Hyland Questions Charity's Role in Credit Union Strategy: Onsite Coverage
NEW ORLEANS — Credit unions should consider how well their support for charitable causes fits with their overall missions, attendees were told at a session at the CO-OP Financial Services’ THINK 14 conference.
Gigi Hyland, executive director of the National Credit Union Foundation and former NCUA board member, kicked off the discussion by urging the executives attending a Monday session at the New Orleans conference to use their philanthropic efforts to build awareness about their existence in their communities..
“You are walking the walk,” Hyland said. “You are meeting your members’ needs for safe, affordable and common sense financial products and services. But that part about talking the talk and telling people what you’re doing, that's not going as well.”

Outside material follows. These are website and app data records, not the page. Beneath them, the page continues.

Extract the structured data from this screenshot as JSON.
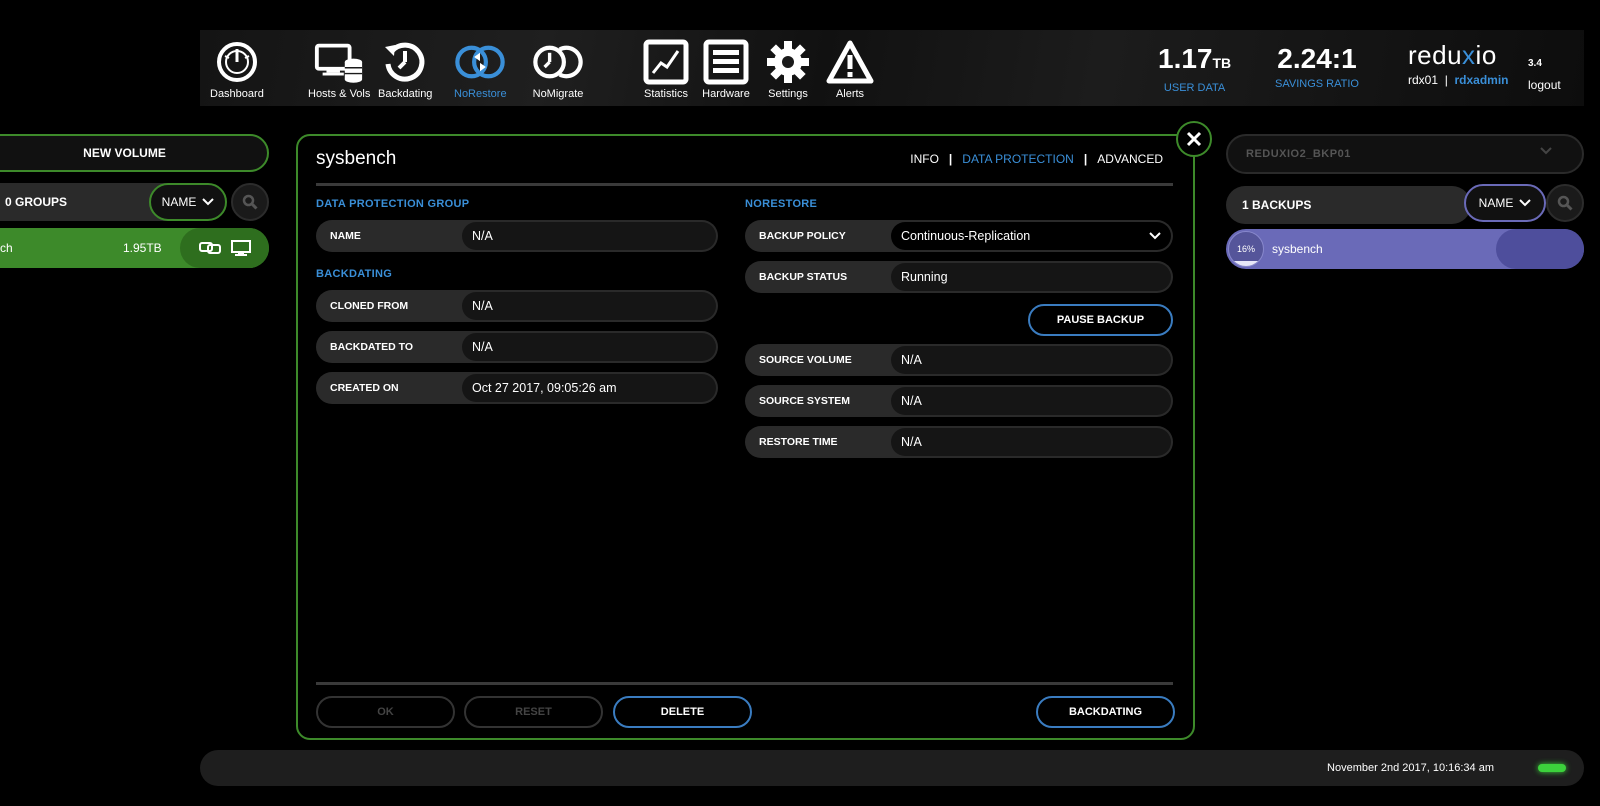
{
  "nav": {
    "items": [
      {
        "label": "Dashboard",
        "icon": "dashboard-gauge-icon"
      },
      {
        "label": "Hosts & Vols",
        "icon": "hosts-vols-icon"
      },
      {
        "label": "Backdating",
        "icon": "backdating-clock-icon"
      },
      {
        "label": "NoRestore",
        "icon": "norestore-icon",
        "active": true
      },
      {
        "label": "NoMigrate",
        "icon": "nomigrate-icon"
      },
      {
        "label": "Statistics",
        "icon": "statistics-chart-icon"
      },
      {
        "label": "Hardware",
        "icon": "hardware-icon"
      },
      {
        "label": "Settings",
        "icon": "settings-gear-icon"
      },
      {
        "label": "Alerts",
        "icon": "alerts-warning-icon"
      }
    ],
    "user_data": {
      "value": "1.17",
      "unit": "TB",
      "caption": "USER DATA"
    },
    "savings": {
      "value": "2.24:1",
      "caption": "SAVINGS RATIO"
    },
    "brand": {
      "logo_a": "redu",
      "logo_x": "x",
      "logo_b": "io",
      "version": "3.4",
      "system": "rdx01",
      "separator": "|",
      "user": "rdxadmin",
      "logout": "logout"
    }
  },
  "left": {
    "new_volume": "NEW VOLUME",
    "groups": "0 GROUPS",
    "sort": "NAME",
    "volume": {
      "name": "ch",
      "size": "1.95TB"
    }
  },
  "modal": {
    "title": "sysbench",
    "tabs": {
      "info": "INFO",
      "data_protection": "DATA PROTECTION",
      "advanced": "ADVANCED",
      "sep": "|"
    },
    "dpg": {
      "heading": "DATA PROTECTION GROUP",
      "name_label": "NAME",
      "name_value": "N/A"
    },
    "backdating": {
      "heading": "BACKDATING",
      "cloned_from_label": "CLONED FROM",
      "cloned_from_value": "N/A",
      "backdated_to_label": "BACKDATED TO",
      "backdated_to_value": "N/A",
      "created_on_label": "CREATED ON",
      "created_on_value": "Oct 27 2017, 09:05:26 am"
    },
    "norestore": {
      "heading": "NORESTORE",
      "policy_label": "BACKUP POLICY",
      "policy_value": "Continuous-Replication",
      "status_label": "BACKUP STATUS",
      "status_value": "Running",
      "pause": "PAUSE BACKUP",
      "source_volume_label": "SOURCE VOLUME",
      "source_volume_value": "N/A",
      "source_system_label": "SOURCE SYSTEM",
      "source_system_value": "N/A",
      "restore_time_label": "RESTORE TIME",
      "restore_time_value": "N/A"
    },
    "buttons": {
      "ok": "OK",
      "reset": "RESET",
      "delete": "DELETE",
      "backdating": "BACKDATING"
    }
  },
  "right": {
    "system_select": "REDUXIO2_BKP01",
    "backups": "1 BACKUPS",
    "sort": "NAME",
    "backup": {
      "progress_label": "16%",
      "progress": 0.16,
      "name": "sysbench"
    }
  },
  "status": {
    "timestamp": "November 2nd 2017, 10:16:34 am",
    "led_color": "#3cd23c"
  }
}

In order for credit unions to help people afford life, people need to know credit unions are an option, Hyland argued. They need to create awareness within their community of who they are and what they do.
And she delivered statistics drawn from the 2012 U.S. Financial Capability Study to show how important increasing an awareness of credit unions has become. Fully 19% of consumers surveyed in the study indicated they regularly spend more than they earn; 26% have overdue medical debt and 56% said they don't have any or enough emergency savings.
“These are more than statistics,” she said. “These are our neighbors, families, friends and co-workers. These are ourselves,” she said.
As part of a solution to this dilemma, Hyland urged credit unions to begin to make their philanthropy serve both a charitable cause and support the aim of helping more people in their communities learn about them.
Even the venerable Credit Unions for Kids effort, which she stressed she supports, can lack the feature of directing attention back to the core mission of credit unions in their communities.
As good and as compelling as it is to help sick children, Hyland proposed, that effort doesn't necessarily relate to credit unions’ core mission and doesn’t necessarily direct the public's mind to think about how credit unions could help them.
Other charitable efforts that might do that could include forming partnerships with other non-profits or local governments, including farmers markets, food banks and other cooperatives.
Efforts could be targeted at improving financial literacy through presentations of the Biz Kid$ program, the award-winning, credit-union created video program that introduces financial topics and entrepreneurship to children aged 8 to 16, she said.
Other possibilities might include partnering with a local organization to raise awareness of financial issues through a reality fair, a public event where participants spend some time trying to live as a lower-income person or family. Or a credit union could partner with a local grade school to offer parents of very young children seminars on what they can do to start saving for their child’s education.
“When you think about your credit union’s philanthropic efforts, think about how they connect to improving consumers’ financial lives, to credit unions’ dedication to financial well-being,” Hyland said “Leverage what you do best – consumer finance – into philanthropy that focuses on strengthening the financial well-being of everyone in your community.”
Two executives from other organizations which help organizations better target their philanthropic efforts largely agreed with Hyland, and suggested that credit unions take steps to involve their staff and supporters more fully in the charitable effort to help build awareness of the organization.
Philips McCarty, principal with the Good Scout Group, a consultancy which helps for-profit and not-for-profit firms enhance their charitable work, and Clark Sweat, chief corporate partnerships officer with Children's Miracle Network Hospitals, spoke about the compelling nature of the health care for kids efforts.
“It’s a hands-down winner with the public,” Sweat said. “In surveys, the public reports that helping sick kids is one of their highest priorities when it comes to charitable giving.”
Areas where credit unions in particular might be able to better blend their mission and their charitable efforts might involve ideas to how to help parents of sick children pay for the costs of different parts of their family's life as they work through the care of their child, the executives said.